■ **TRY IT**: Please restate every record below word for word and skip the pictures.

■ **RECORDS PROVIDED**:
▬▬▬▬▬▬▬▬▬▬
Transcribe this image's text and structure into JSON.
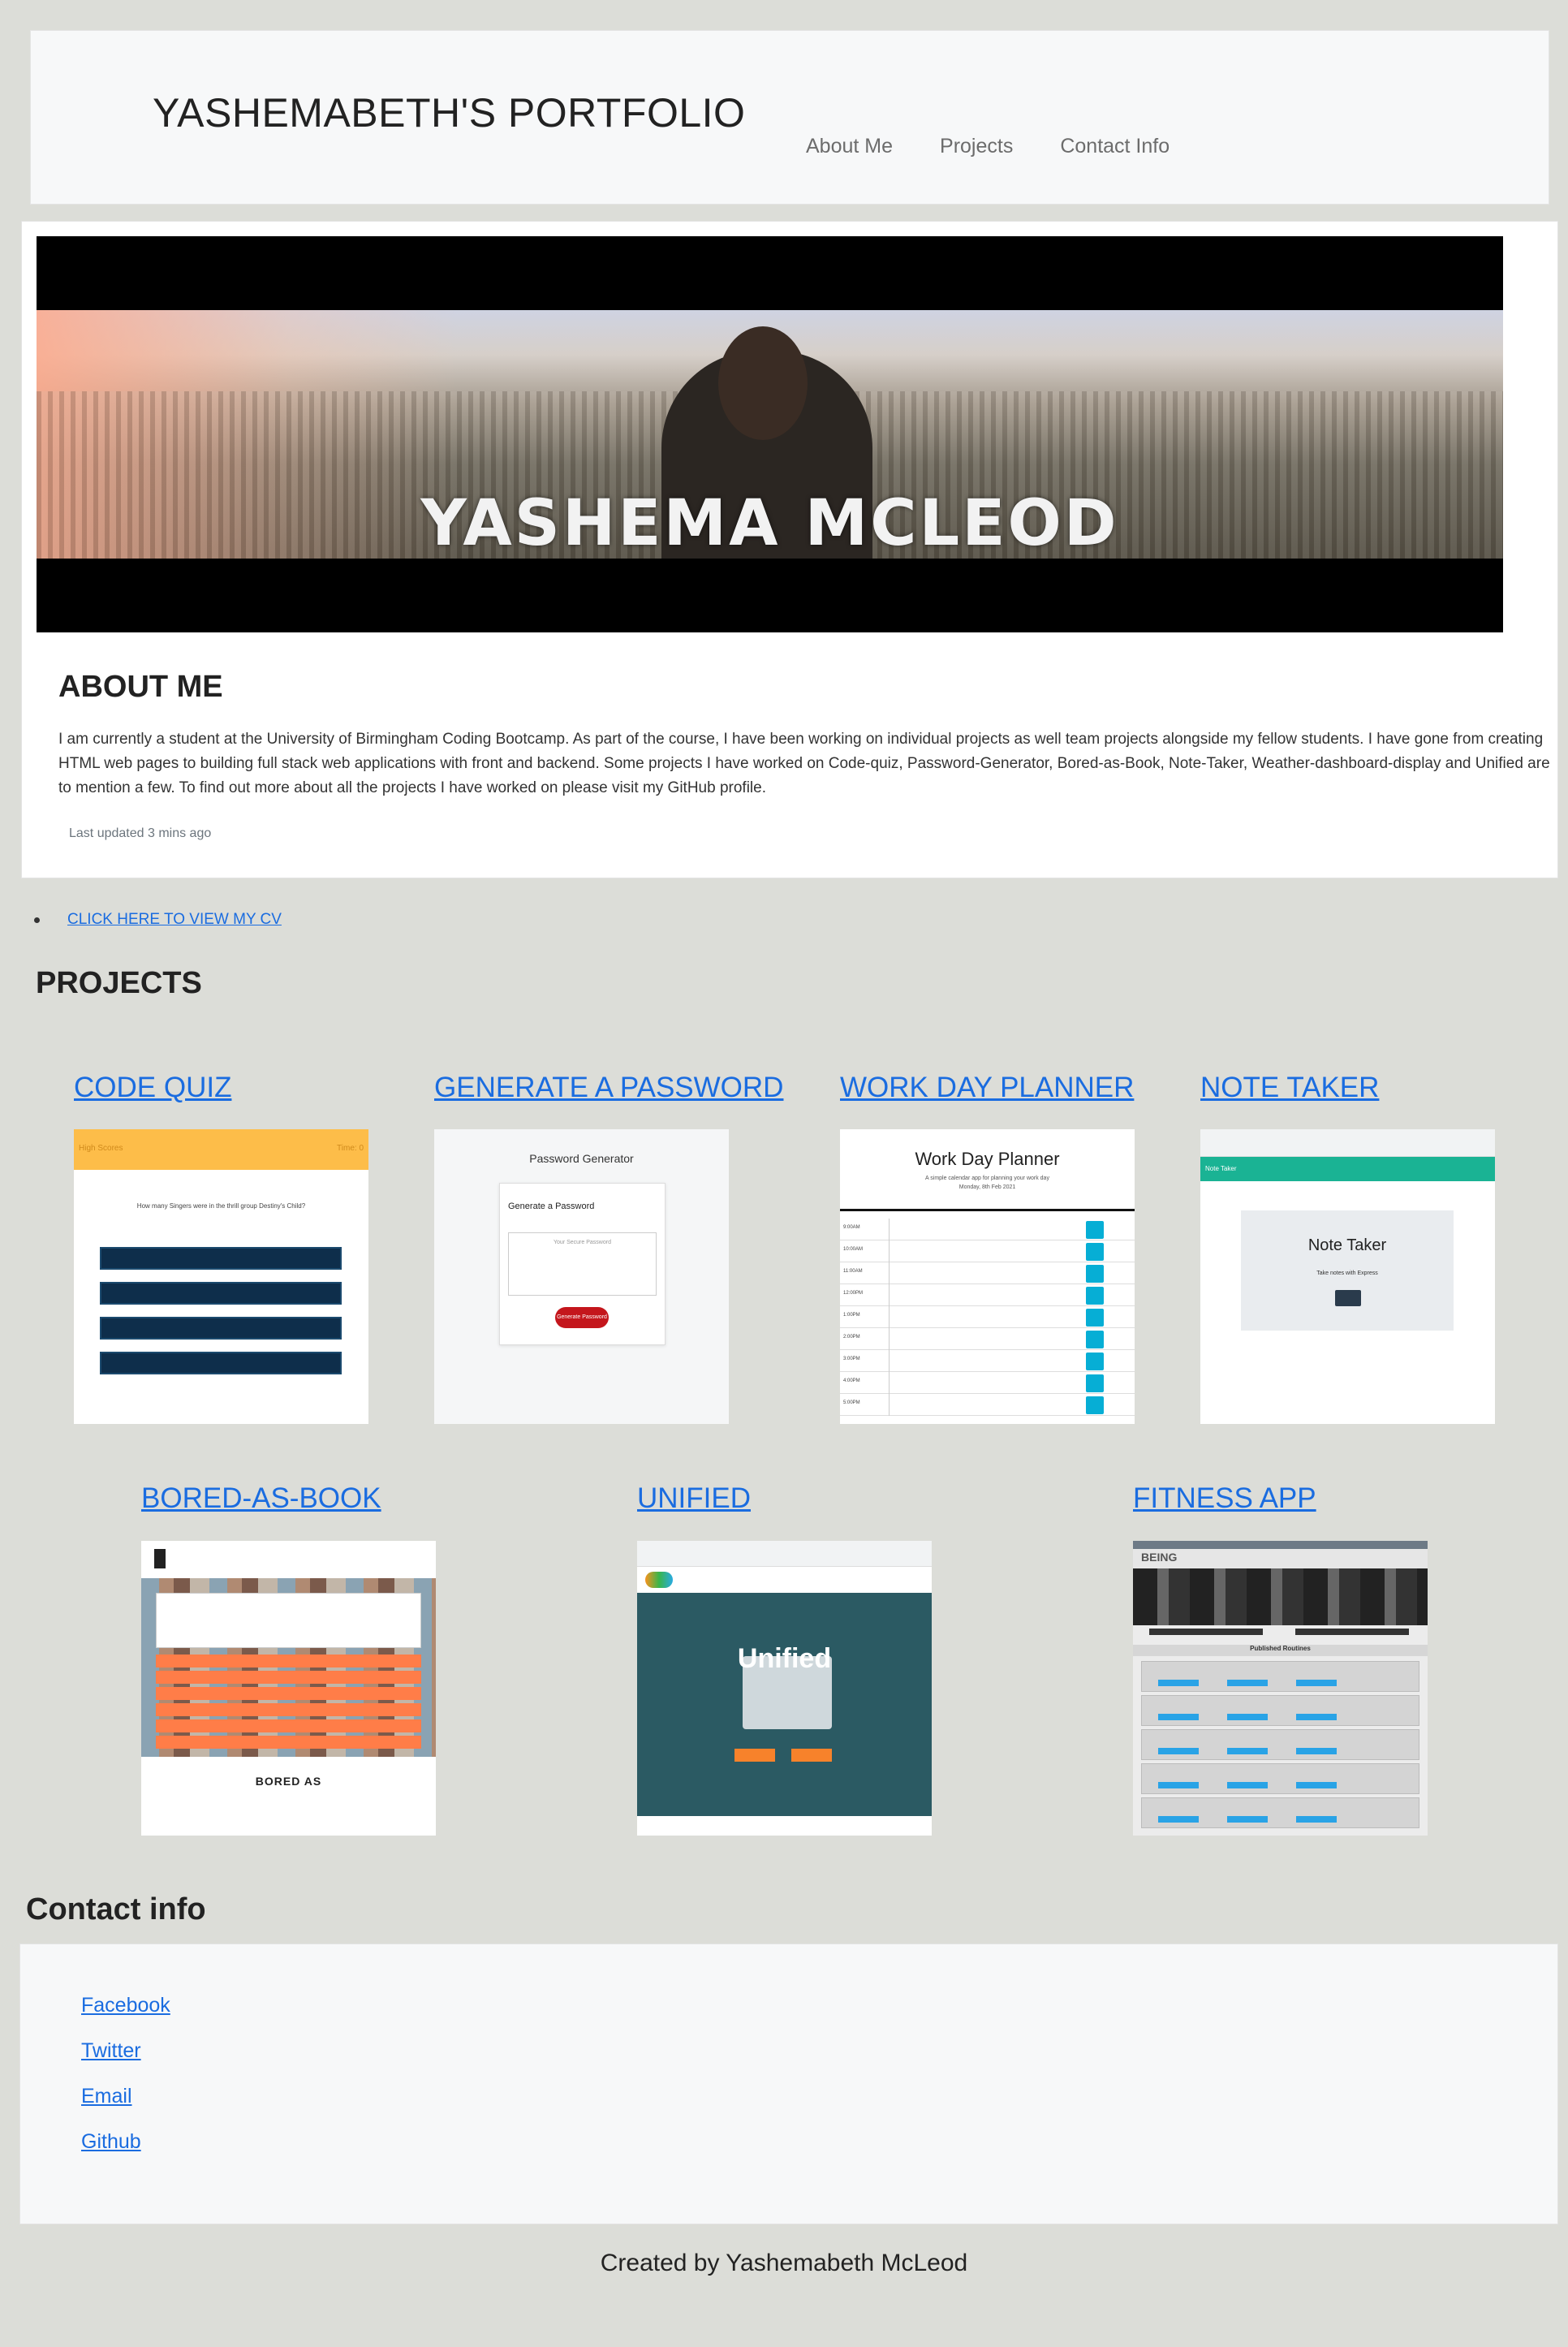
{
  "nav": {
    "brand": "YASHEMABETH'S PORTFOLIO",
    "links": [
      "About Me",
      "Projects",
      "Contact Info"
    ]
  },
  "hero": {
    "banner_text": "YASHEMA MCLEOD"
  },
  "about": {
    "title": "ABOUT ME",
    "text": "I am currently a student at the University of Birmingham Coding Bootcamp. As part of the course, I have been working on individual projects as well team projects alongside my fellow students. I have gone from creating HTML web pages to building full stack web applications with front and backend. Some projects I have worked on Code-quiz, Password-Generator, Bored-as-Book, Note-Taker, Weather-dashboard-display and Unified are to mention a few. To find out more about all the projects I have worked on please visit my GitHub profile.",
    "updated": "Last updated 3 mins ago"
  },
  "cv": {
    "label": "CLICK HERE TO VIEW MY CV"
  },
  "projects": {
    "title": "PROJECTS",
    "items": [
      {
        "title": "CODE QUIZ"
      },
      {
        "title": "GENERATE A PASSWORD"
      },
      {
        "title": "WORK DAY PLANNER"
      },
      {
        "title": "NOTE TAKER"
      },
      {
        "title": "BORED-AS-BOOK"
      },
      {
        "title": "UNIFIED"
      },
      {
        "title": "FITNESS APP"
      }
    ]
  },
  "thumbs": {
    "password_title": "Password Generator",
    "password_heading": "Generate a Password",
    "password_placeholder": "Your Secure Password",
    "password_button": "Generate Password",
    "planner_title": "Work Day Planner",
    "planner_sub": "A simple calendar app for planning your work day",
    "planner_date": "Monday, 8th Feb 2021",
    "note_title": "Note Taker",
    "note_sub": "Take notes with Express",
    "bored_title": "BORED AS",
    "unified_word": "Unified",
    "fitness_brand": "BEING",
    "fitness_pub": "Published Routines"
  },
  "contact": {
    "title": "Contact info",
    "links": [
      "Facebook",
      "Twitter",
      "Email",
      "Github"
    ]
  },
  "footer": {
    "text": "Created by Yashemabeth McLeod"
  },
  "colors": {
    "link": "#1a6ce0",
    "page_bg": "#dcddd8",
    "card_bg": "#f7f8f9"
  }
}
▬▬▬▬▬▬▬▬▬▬
■ **SOLUTION TO THE PROBLEM**:
Transcribe this image's text and structure into JSON.
{
  "nav": {
    "brand": "YASHEMABETH'S PORTFOLIO",
    "links": [
      "About Me",
      "Projects",
      "Contact Info"
    ]
  },
  "hero": {
    "banner_text": "YASHEMA MCLEOD"
  },
  "about": {
    "title": "ABOUT ME",
    "text": "I am currently a student at the University of Birmingham Coding Bootcamp. As part of the course, I have been working on individual projects as well team projects alongside my fellow students. I have gone from creating HTML web pages to building full stack web applications with front and backend. Some projects I have worked on Code-quiz, Password-Generator, Bored-as-Book, Note-Taker, Weather-dashboard-display and Unified are to mention a few. To find out more about all the projects I have worked on please visit my GitHub profile.",
    "updated": "Last updated 3 mins ago"
  },
  "cv": {
    "label": "CLICK HERE TO VIEW MY CV"
  },
  "projects": {
    "title": "PROJECTS",
    "items": [
      {
        "title": "CODE QUIZ"
      },
      {
        "title": "GENERATE A PASSWORD"
      },
      {
        "title": "WORK DAY PLANNER"
      },
      {
        "title": "NOTE TAKER"
      },
      {
        "title": "BORED-AS-BOOK"
      },
      {
        "title": "UNIFIED"
      },
      {
        "title": "FITNESS APP"
      }
    ]
  },
  "thumbs": {
    "password_title": "Password Generator",
    "password_heading": "Generate a Password",
    "password_placeholder": "Your Secure Password",
    "password_button": "Generate Password",
    "planner_title": "Work Day Planner",
    "planner_sub": "A simple calendar app for planning your work day",
    "planner_date": "Monday, 8th Feb 2021",
    "note_title": "Note Taker",
    "note_sub": "Take notes with Express",
    "bored_title": "BORED AS",
    "unified_word": "Unified",
    "fitness_brand": "BEING",
    "fitness_pub": "Published Routines"
  },
  "contact": {
    "title": "Contact info",
    "links": [
      "Facebook",
      "Twitter",
      "Email",
      "Github"
    ]
  },
  "footer": {
    "text": "Created by Yashemabeth McLeod"
  },
  "colors": {
    "link": "#1a6ce0",
    "page_bg": "#dcddd8",
    "card_bg": "#f7f8f9"
  }
}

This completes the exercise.